Sam Scherbak ‘22

Web Developer

Merrimack College is offering a new undergraduate course for the spring 2022 semester called Bioethical Dramas that will explore ethical issues in medicine and their portrayal in contemporary culture. 

Bioethical Dramas will focus on two central questions asking how the practice of modern medicine impacts our lives and what portrayals of medical practice in popular culture reveal about how we view ourselves and others. Students will learn about current bioethical issues by reading philosophical texts and case studies, participating in experiential theater activities, and critically analyzing dramatic works in script and film. The course content will facilitate students’ ability to understand and evaluate the influence of the history and current state of medicine and biomedical research on the human condition. 

Bioethical Dramas is a four-credit course that satisfies the Arts & Literature (AL) requirement for the Liberal Studies (LS) core curriculum. The prerequisite for Bioethical Dramas is any 1000-level Philosophy (PHL) course. The class will be taught by Professor James Petty and Professor Lisa Fuller on Mondays and Wednesdays from 2 to 3:50 p.m. Bioethical Dramas is cross-listed in the Merrimack course catalog as both THR 3560 and PHL 3560 and is currently open for enrollment.

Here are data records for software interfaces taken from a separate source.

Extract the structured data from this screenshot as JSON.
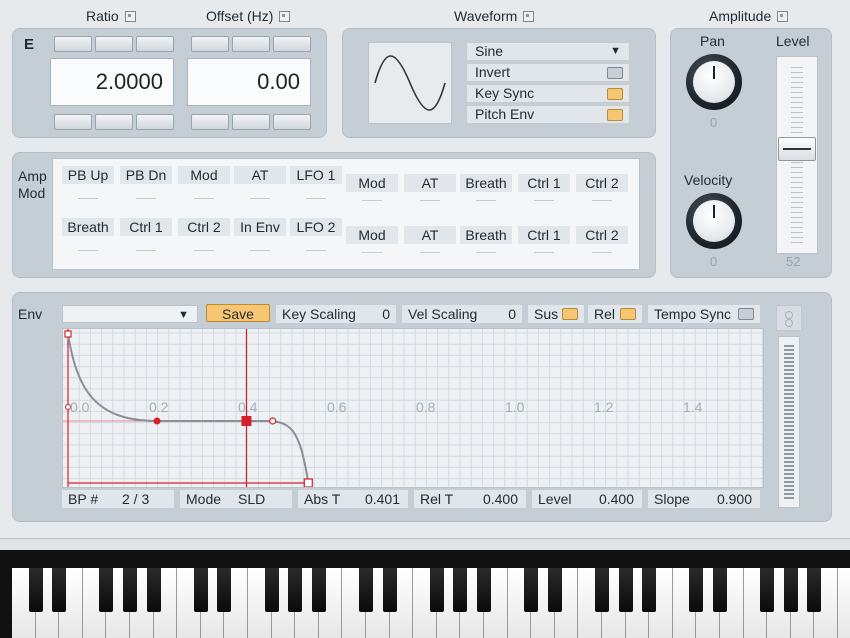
{
  "oscillator": {
    "ratio_label": "Ratio",
    "offset_label": "Offset (Hz)",
    "operator_label": "E",
    "ratio_value": "2.0000",
    "offset_value": "0.00"
  },
  "waveform": {
    "title": "Waveform",
    "selected": "Sine",
    "invert_label": "Invert",
    "key_sync_label": "Key Sync",
    "pitch_env_label": "Pitch Env"
  },
  "amplitude": {
    "title": "Amplitude",
    "pan_label": "Pan",
    "pan_value": "0",
    "level_label": "Level",
    "level_value": "52",
    "velocity_label": "Velocity",
    "velocity_value": "0"
  },
  "amp_mod": {
    "label_line1": "Amp",
    "label_line2": "Mod",
    "row1": [
      "PB Up",
      "PB Dn",
      "Mod",
      "AT",
      "LFO 1"
    ],
    "row1_right": [
      "Mod",
      "AT",
      "Breath",
      "Ctrl 1",
      "Ctrl 2"
    ],
    "row2": [
      "Breath",
      "Ctrl 1",
      "Ctrl 2",
      "In Env",
      "LFO 2"
    ],
    "row2_right": [
      "Mod",
      "AT",
      "Breath",
      "Ctrl 1",
      "Ctrl 2"
    ]
  },
  "envelope": {
    "label": "Env",
    "save_label": "Save",
    "key_scaling_label": "Key Scaling",
    "key_scaling_value": "0",
    "vel_scaling_label": "Vel Scaling",
    "vel_scaling_value": "0",
    "sus_label": "Sus",
    "rel_label": "Rel",
    "tempo_sync_label": "Tempo Sync",
    "time_ticks": [
      "0.0",
      "0.2",
      "0.4",
      "0.6",
      "0.8",
      "1.0",
      "1.2",
      "1.4"
    ],
    "bp_label": "BP #",
    "bp_value": "2 / 3",
    "mode_label": "Mode",
    "mode_value": "SLD",
    "abs_t_label": "Abs T",
    "abs_t_value": "0.401",
    "rel_t_label": "Rel T",
    "rel_t_value": "0.400",
    "level_label": "Level",
    "level_value": "0.400",
    "slope_label": "Slope",
    "slope_value": "0.900"
  },
  "colors": {
    "accent_red": "#d4202a",
    "led_orange": "#f7c673",
    "panel_grey": "#c5ced5"
  }
}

“I hope [Bioethical Dramas] garners interest among students, because I believe deeply that it’s the sort of course that exemplifies the best aspects of a Merrimack education—not only knowledge acquisition, but also an appreciation for how the subject material directly impacts the students themselves, and empowers them with the tools they’ll need to create the changes they wish to see in society,” says Professor Petty. “In other words, we want the course to promote both thought and action.” 

Students taking Bioethical Dramas can expect to discuss a number of controversial issues, such as: withdrawal of life-sustaining treatment, physician-assisted suicide, reproductive decision-making, the impacts of genertic testing, fair allocation of resources, structural racism and sexism in medical research, and the stigmatization of health problems. 

“The class will use drama exercises, movies and plays to give students an insight into medical ethics issues as they happen to people in real life,” says Professor Fuller. “I think the role-playing and character development will be a lot of fun! The class is intended for non-theater folks too, so no drama experience is necessary.”

Undergraduate students can sign up for Bioethical Dramas through the myMack Portal or reach out to their advisor for assistance. To find out more about the course, please contact Professor Petty at pettyj@merrimack.edu or Professor Fuller at fullerl@merrimack.edu.